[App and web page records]

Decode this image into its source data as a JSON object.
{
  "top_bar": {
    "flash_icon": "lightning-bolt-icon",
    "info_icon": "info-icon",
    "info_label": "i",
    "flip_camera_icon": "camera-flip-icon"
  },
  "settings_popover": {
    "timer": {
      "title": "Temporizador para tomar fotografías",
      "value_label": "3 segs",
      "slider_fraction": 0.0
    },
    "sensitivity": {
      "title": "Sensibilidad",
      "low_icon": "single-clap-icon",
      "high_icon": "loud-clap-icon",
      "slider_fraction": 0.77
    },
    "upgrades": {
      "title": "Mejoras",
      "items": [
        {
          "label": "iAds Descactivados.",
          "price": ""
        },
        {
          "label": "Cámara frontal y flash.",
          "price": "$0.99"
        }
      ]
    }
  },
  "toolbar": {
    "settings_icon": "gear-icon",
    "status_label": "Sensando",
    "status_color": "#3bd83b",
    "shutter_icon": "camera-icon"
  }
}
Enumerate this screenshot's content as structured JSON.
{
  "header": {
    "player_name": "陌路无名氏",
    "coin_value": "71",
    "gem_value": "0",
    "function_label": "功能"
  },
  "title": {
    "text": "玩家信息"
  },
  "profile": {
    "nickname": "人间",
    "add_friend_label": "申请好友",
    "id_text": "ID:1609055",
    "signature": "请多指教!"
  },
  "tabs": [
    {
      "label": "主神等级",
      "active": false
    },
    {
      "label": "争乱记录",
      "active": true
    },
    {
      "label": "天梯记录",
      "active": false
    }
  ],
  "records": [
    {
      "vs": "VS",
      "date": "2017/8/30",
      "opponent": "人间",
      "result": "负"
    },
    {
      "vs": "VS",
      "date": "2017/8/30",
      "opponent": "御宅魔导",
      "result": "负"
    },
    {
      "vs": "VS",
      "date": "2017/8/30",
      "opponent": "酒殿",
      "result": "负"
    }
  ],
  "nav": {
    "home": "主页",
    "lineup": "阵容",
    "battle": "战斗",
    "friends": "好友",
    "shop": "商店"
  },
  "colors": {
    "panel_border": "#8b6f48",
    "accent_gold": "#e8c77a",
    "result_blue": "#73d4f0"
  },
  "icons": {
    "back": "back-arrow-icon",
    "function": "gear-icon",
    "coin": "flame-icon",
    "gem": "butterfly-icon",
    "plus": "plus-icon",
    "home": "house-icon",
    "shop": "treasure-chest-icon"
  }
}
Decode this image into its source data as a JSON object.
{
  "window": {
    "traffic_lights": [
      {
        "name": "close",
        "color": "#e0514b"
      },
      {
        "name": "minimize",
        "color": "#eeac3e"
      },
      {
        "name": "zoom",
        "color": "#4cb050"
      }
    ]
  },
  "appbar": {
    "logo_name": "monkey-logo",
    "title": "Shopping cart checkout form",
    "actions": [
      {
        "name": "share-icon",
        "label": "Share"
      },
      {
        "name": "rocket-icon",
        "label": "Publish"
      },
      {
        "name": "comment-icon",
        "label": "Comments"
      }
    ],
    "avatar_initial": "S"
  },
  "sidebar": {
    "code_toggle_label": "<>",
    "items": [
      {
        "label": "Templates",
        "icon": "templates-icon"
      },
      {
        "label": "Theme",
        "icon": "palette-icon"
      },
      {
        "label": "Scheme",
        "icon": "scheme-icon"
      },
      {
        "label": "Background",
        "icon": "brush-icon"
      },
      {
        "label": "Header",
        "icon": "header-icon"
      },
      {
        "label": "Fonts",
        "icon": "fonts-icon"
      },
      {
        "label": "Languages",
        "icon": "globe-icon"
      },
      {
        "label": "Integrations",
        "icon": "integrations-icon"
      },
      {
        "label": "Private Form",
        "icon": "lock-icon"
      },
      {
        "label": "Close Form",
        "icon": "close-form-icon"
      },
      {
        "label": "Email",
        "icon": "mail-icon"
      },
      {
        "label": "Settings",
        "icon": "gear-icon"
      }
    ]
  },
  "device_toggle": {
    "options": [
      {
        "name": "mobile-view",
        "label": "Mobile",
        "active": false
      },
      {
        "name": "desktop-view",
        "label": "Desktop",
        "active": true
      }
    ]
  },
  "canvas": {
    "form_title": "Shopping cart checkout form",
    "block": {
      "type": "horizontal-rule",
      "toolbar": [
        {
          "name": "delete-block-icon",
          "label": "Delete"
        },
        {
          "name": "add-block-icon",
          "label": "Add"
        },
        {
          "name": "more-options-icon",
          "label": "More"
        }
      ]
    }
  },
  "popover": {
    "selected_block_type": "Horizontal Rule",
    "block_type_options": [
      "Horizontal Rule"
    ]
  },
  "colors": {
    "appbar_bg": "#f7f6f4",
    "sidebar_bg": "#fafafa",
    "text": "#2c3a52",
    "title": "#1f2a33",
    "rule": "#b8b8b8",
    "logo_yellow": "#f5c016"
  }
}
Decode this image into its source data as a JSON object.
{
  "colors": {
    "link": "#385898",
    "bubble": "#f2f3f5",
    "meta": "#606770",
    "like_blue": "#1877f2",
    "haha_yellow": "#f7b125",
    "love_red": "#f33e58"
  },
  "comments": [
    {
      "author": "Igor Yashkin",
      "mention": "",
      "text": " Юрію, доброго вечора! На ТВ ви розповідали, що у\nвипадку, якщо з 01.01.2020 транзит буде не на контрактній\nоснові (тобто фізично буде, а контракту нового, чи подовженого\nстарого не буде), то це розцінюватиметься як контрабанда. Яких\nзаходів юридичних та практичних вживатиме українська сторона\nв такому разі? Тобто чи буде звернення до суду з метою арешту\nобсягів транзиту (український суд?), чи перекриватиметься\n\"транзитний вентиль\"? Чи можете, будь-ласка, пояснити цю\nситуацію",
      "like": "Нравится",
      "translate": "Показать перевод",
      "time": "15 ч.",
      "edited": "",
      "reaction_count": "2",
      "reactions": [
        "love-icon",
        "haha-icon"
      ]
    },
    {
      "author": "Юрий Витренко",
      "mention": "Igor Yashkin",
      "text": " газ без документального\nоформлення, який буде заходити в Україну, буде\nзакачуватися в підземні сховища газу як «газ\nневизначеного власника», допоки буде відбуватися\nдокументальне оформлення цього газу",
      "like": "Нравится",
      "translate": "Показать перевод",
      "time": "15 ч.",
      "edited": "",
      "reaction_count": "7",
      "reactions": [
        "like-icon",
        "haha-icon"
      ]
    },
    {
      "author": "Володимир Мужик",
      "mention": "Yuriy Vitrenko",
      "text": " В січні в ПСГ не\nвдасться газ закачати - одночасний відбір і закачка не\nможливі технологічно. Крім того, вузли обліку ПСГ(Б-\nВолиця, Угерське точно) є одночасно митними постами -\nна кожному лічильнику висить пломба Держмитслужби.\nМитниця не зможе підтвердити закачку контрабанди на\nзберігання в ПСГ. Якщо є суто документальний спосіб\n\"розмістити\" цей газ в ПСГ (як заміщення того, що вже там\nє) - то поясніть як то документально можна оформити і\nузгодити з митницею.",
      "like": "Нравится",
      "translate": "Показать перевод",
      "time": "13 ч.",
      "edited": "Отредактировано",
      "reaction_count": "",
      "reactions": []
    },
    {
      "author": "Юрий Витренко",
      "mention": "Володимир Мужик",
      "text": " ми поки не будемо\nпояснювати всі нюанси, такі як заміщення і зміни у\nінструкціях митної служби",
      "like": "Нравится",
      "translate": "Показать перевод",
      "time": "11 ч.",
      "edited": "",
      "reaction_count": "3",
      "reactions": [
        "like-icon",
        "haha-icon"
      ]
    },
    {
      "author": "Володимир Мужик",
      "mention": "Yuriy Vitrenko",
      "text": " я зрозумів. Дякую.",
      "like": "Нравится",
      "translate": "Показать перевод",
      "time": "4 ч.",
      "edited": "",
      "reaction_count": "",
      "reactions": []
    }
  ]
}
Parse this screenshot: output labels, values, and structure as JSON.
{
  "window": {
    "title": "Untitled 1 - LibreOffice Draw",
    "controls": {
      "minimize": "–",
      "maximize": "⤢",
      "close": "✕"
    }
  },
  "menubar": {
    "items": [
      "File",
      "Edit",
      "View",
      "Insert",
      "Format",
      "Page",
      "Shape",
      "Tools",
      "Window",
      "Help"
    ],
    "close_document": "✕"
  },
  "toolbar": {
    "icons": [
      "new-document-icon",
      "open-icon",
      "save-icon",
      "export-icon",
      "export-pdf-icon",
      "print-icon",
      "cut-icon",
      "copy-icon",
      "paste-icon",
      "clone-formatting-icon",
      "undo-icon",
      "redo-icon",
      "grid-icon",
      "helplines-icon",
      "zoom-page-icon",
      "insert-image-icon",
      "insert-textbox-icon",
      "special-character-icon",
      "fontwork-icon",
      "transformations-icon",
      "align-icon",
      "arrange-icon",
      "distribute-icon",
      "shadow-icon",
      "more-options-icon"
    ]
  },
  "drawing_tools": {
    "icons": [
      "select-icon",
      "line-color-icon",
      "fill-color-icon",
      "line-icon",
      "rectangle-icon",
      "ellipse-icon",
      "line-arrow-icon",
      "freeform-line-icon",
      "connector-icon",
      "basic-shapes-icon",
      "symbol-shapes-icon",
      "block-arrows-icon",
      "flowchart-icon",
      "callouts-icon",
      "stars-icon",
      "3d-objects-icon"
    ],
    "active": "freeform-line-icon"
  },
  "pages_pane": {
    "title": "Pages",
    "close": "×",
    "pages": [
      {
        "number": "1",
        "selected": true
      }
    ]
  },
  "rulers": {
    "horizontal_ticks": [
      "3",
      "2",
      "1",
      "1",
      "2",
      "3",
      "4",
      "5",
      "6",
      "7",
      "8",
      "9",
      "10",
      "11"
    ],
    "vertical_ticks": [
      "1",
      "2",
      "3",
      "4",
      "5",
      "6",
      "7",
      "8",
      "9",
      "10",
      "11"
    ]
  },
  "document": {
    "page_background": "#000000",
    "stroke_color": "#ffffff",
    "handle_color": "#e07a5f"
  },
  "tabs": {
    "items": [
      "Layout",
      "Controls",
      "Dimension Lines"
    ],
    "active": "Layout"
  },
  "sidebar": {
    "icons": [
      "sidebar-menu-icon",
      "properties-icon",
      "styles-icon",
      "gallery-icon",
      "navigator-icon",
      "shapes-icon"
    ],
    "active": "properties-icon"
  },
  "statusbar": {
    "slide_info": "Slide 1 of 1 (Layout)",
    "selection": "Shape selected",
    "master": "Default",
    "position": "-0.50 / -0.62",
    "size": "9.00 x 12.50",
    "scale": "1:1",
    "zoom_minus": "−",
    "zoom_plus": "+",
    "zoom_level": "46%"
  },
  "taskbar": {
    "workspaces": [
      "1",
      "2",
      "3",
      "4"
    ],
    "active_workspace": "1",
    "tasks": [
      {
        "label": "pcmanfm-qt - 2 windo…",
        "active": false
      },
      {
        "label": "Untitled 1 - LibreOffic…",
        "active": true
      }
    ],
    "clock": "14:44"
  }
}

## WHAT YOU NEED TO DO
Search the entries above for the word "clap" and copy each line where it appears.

## WORKED SOLUTION
      "low_icon": "single-clap-icon",
      "high_icon": "loud-clap-icon",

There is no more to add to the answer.